The one thing that Redmond doesn’t have though? Eligible singles my own age. In my socio-economic circles, everyone is married and has young children. Most are Indian or Chinese. And while I have nothing against either Indians or Chinese people, they tend to socialize within their own sub-cultures, and seem disinterested in interacting outside of their comfort zone. (Just going off my own experiences here in my apartment complex.)
Young single people live in the city. They live in neighborhoods where you get to know your neighbors by walking around and interacting with them. They don’t live in suburbs or bedroom communities.
I will desperately miss my beautiful apartment on the lake, but living out here is killing me. Last night, I sat in the middle of my floor wishing that I had some neighbors or friends with whom I could spend New Year’s Eve with. Or even moreso, a partner to spend it with. But the only people I spend much time with around my complex are literally the same age as my parents. I need to find some younger folks in my life, people with whom I can forge new relationships.

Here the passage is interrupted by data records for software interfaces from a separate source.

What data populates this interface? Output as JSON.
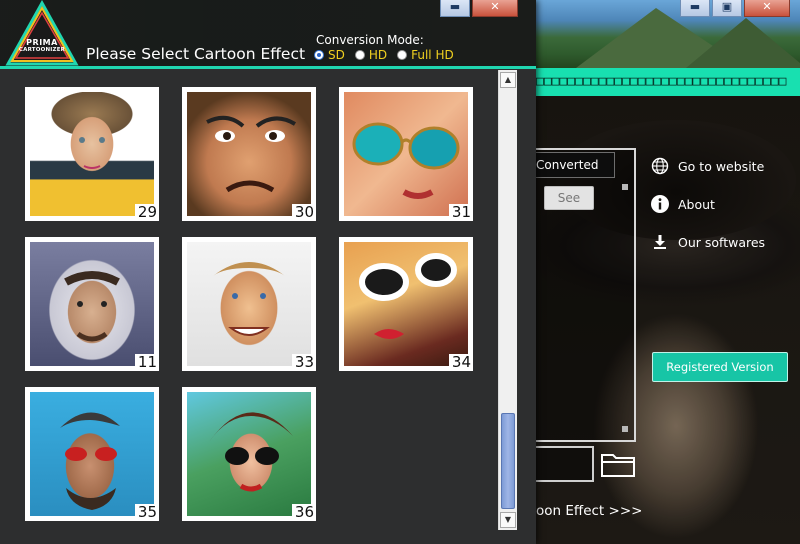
{
  "dialog": {
    "logo": {
      "line1": "PRIMA",
      "line2": "CARTOONIZER"
    },
    "title": "Please Select Cartoon Effect",
    "conversion_mode": {
      "label": "Conversion Mode:",
      "options": [
        "SD",
        "HD",
        "Full HD"
      ],
      "selected": "SD"
    },
    "titlebar": {
      "minimize": "▬",
      "close": "✕"
    },
    "effects": [
      {
        "number": "29",
        "icon": "boy-portrait"
      },
      {
        "number": "30",
        "icon": "man-face-closeup"
      },
      {
        "number": "31",
        "icon": "woman-aviator-sunglasses"
      },
      {
        "number": "11",
        "icon": "man-hooded"
      },
      {
        "number": "33",
        "icon": "smiling-man"
      },
      {
        "number": "34",
        "icon": "woman-white-sunglasses"
      },
      {
        "number": "35",
        "icon": "man-red-glasses"
      },
      {
        "number": "36",
        "icon": "woman-sunglasses"
      }
    ],
    "scrollbar": {
      "up": "▲",
      "down": "▼",
      "position_fraction": 0.82
    }
  },
  "background_app": {
    "titlebar": {
      "minimize": "▬",
      "maximize": "▣",
      "close": "✕"
    },
    "banner_text": "□□□□□□□□□□□□□□□□□□□□□□□□□□□□□□□□",
    "converted_label": "Converted",
    "see_button": "See",
    "menu": [
      {
        "label": "Go to website",
        "icon": "globe-icon"
      },
      {
        "label": "About",
        "icon": "info-icon"
      },
      {
        "label": "Our softwares",
        "icon": "download-icon"
      }
    ],
    "registered_button": "Registered Version",
    "effect_link": "oon Effect >>>"
  },
  "colors": {
    "accent": "#20d6b0",
    "mode_text": "#f0d020",
    "register_button": "#17c5a6"
  }
}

So, when my lease is up in November, I’m going to move. I’ll give it at least a year. If I move into the city and hate it, then I’ll move back out to Redmond in 2014. But who knows. Maybe I’ll love it. Maybe I’ll find a nice little apartment in a quiet, safe section of the city, meet a bunch of new neighbors, and really grow to love my new neighborhood. And if not, I’ll have learned something new.
Plus, it’s a really great way for me to…
My life has started to overflow with “stuff.” I live alone in a two-bedroom, two bathroom apartment with tons of storage. And I have run out of room. I feel crammed to the gills. So, this year, I’m going to be cutting back on stuff. Do I really need 9 pairs of jeans? No, I don’t. Those oxblood patent leather oxfords from Spain that I LOVE but never wear? Why do I still have them? The five spindles of blank DVD-Rs that I have in my closet? Never going to use them. The new computer I ordered doesn’t even have a DVD drive. I’m going to be taking a long, hard look at what I can get rid of, what I can excise from my life.
* This year will be the year I finally get rid of Cable.
* As a result, it will also be the year I get rid of Tivo.
* I will watch the videos I have saved, and get rid of most of them.
* I’ll digitize my old tax records and shred the paper variety.
* Time to sell off excess furniture.
I really want to focus my life more on people and less on stuff. Of all of the goals for this year, this one has the potential for being the most difficult for me. I do so love my stuff.
So that’s my plan for 2013. I feel like it’s time to take a long, hard look at my life, and start to put it in order. I’ve let the law of Apathy drive my decisions for too long, and I want to feel like, when it comes to my life, my home, and my mind, I have everything where it should be. I want to feel as though, when the right career option, the right friendship, or the right relationship comes along, I’m ready to dive in without reservations.